Embrapa Researching Novel Uses of Palm Oil Hulls

Researchers from Embrapa feel that palm oil production in Brazil has a bright future as a source of raw material especially for biodiesel production. Currently, 80% of the vegetable oil utilized in biodiesel production in Brazil is soybean oil, but palm oil is starting to make some small inroads. It's easy to see why palm oil would look so attractive for biodiesel production.

Palm oil plantations can produce 6 tons of oil per hectare, whereas soybeans can produce only 500 to 600 kilograms per hectare. Brazil has the tropical climate necessary for palm oil production and ample land area for expansion of palm oil production. In fact, Embrapa has been promoting the planting of palm oil trees as a way to recuperate degraded areas of what used to be rain forest.

After the oil is extracted from soybeans the high quality protein meal is a valuable component in animal rations. Unfortunately, when the oil is extracted from palm nuts, the remaining hulls have very little value as animal rations or even green fertilizers and for every ton of oil extracted, there are approximately 1.1 tons of discarded hulls.

That is why researchers from Embrapa's nanotechnology division are looking at novel ways of utilizing this discarded material. One of the things they are looking at is incorporating the cellulose nano-fibers from the hulls into making natural rubber tires. They have already incorporated cotton nano-fibers into tire production with promising results.

If successful, this new technology could reduce the environment impact of not just palm oil production, but also part of the problem associated with the disposal of used tires. These nano-fibers are biodegradable and if they could substitute for some of the natural rubber in tires, there would be lessor amounts of tires to dispose of either in landfills or by other means.
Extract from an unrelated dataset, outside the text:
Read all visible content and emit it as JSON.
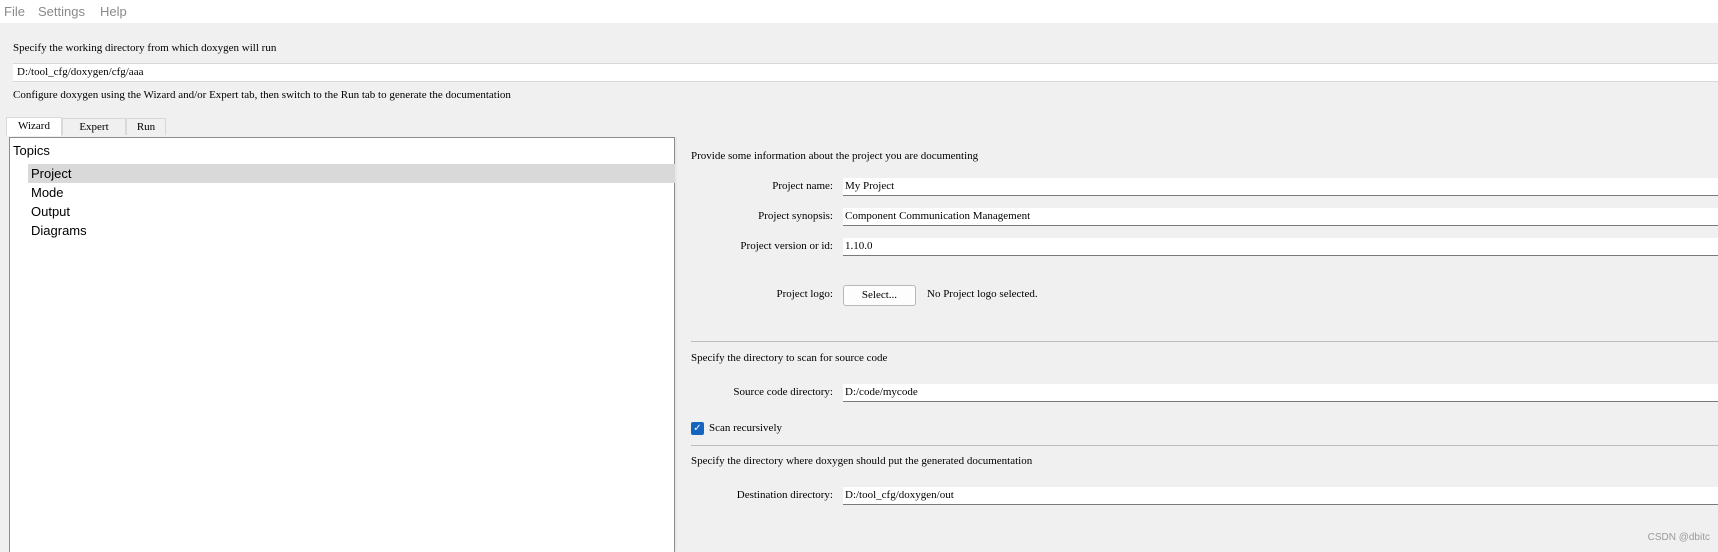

This research is scheduled to last two years and it is a joint effort between Embrapa Agroenergy, Embrapa Cerrados, Embrapa Instrumentation, and Embrapa Genetics and Biotechnology